- **Instructions to follow**
In the data that follows, count the lines in which the word "quiere" occurs, and report that figure alone.

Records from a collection
= = = = =

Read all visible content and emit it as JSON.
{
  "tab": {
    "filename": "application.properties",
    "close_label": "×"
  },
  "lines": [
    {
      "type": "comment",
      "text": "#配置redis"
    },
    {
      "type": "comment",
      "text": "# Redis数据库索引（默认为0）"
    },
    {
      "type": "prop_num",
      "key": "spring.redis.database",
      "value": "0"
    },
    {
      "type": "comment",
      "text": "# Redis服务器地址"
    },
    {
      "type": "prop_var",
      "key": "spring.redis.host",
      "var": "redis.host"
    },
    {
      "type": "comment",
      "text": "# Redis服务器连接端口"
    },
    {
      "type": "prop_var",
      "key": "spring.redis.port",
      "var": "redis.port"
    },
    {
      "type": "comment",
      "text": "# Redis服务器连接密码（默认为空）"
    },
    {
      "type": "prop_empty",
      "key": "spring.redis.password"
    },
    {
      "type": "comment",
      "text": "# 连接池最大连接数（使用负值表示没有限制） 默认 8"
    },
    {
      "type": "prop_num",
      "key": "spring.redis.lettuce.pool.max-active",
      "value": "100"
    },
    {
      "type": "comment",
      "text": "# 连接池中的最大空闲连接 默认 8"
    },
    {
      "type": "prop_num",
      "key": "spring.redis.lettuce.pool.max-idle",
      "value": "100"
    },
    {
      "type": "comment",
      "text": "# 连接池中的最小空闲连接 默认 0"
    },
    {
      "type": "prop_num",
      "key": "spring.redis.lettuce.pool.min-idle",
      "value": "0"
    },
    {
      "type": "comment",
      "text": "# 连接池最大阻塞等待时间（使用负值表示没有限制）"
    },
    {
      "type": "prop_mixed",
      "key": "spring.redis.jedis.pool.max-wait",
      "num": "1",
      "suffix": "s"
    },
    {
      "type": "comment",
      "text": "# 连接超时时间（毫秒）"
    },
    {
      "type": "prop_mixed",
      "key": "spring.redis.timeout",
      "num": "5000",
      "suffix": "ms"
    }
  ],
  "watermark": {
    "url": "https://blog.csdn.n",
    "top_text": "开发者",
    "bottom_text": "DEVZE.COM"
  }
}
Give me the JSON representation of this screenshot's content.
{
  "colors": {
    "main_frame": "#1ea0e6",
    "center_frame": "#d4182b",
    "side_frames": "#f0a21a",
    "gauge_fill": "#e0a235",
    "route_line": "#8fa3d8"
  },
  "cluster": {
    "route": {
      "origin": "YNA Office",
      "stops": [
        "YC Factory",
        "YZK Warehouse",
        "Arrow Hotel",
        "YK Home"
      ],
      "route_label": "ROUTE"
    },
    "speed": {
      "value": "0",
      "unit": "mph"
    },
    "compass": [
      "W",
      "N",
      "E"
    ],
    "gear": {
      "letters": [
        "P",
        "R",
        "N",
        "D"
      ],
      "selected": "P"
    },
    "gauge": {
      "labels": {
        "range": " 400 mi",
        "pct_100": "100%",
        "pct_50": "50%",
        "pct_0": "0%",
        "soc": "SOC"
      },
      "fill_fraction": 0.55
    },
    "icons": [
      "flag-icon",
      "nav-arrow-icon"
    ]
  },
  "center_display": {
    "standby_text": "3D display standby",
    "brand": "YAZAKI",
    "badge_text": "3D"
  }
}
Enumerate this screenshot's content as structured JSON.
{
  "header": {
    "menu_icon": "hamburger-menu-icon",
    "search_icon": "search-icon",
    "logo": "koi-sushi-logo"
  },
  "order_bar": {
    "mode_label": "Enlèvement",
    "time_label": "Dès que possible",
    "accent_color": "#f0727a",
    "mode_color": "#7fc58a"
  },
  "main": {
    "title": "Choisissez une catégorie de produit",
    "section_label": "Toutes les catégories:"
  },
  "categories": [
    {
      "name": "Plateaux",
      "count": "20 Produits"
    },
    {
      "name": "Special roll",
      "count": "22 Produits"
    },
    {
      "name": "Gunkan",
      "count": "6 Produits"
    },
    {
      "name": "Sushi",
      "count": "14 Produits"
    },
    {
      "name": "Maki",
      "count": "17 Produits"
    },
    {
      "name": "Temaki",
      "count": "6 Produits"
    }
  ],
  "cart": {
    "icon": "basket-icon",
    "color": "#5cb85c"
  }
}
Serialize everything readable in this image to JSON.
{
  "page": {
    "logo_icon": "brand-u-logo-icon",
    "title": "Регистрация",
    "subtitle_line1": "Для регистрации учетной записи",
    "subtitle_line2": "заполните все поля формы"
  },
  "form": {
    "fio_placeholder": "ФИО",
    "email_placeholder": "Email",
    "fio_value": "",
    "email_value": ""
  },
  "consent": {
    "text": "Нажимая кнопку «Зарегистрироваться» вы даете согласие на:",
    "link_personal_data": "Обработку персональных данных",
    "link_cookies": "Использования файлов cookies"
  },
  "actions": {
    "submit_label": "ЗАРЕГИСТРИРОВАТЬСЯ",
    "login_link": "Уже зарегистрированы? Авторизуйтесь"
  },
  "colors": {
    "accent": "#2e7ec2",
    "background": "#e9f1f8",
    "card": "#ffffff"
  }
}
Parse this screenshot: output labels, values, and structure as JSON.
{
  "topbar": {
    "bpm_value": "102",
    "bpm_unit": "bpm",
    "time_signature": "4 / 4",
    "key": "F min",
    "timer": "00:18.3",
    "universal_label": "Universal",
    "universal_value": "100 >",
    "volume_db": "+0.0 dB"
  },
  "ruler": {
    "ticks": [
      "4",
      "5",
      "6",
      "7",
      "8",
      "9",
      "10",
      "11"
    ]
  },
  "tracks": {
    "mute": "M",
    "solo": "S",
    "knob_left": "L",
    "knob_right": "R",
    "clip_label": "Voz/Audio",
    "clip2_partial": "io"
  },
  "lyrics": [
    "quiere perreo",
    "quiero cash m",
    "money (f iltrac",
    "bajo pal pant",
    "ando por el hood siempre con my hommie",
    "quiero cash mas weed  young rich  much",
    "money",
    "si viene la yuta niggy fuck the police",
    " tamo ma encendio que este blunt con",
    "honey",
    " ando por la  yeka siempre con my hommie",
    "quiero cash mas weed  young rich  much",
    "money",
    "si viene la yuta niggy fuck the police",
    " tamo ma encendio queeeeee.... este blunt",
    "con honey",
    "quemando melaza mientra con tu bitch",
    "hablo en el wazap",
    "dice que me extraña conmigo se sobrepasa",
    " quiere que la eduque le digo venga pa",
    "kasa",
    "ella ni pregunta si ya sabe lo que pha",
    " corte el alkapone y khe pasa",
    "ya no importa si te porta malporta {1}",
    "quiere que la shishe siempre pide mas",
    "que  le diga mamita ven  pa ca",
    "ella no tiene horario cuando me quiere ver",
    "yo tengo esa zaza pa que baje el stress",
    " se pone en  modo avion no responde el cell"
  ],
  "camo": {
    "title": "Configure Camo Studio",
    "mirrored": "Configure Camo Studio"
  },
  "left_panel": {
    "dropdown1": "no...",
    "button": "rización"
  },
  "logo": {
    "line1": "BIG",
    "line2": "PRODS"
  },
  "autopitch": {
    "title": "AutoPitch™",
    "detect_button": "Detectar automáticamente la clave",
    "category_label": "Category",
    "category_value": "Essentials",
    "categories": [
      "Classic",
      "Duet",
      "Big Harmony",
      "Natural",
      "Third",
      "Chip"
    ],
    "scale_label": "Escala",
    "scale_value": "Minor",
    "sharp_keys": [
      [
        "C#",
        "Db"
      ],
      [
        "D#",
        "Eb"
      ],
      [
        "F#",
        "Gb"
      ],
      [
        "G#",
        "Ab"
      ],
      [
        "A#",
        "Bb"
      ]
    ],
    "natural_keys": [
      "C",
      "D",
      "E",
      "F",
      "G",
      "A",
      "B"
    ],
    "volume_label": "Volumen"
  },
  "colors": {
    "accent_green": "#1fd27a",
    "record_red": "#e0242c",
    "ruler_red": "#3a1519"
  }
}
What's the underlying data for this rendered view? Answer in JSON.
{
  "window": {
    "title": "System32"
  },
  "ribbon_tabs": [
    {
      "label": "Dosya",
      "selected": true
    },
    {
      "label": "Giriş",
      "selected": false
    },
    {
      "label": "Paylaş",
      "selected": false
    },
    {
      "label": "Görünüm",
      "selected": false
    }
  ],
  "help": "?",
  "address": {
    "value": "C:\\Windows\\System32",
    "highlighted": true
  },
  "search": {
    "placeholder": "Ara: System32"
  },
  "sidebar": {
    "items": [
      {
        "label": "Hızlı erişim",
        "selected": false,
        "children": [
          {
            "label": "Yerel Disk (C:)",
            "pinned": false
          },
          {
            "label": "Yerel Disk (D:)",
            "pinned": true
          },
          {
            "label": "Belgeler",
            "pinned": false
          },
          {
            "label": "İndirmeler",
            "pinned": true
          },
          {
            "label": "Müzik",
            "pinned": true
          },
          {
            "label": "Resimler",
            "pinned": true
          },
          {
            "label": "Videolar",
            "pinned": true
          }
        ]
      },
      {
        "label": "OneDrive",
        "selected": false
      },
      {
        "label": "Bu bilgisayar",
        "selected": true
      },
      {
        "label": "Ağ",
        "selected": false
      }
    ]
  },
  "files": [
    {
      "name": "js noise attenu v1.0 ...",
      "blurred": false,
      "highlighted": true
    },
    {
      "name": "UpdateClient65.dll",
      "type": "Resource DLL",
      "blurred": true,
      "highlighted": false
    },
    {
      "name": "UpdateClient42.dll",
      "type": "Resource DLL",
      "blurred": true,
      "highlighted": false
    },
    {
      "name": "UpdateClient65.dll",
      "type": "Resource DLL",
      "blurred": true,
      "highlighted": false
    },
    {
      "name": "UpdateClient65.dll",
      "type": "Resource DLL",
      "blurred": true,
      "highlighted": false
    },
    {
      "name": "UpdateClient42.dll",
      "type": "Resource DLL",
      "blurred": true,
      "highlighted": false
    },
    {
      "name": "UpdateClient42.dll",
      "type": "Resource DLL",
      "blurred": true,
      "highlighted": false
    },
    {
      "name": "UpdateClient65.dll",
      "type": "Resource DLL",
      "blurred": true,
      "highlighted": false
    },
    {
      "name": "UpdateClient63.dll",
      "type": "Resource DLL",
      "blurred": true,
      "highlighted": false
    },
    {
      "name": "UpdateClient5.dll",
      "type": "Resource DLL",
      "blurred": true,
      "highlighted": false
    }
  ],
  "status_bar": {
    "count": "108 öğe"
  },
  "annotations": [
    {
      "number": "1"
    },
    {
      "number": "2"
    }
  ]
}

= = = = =

- **Solution to the exercise**
4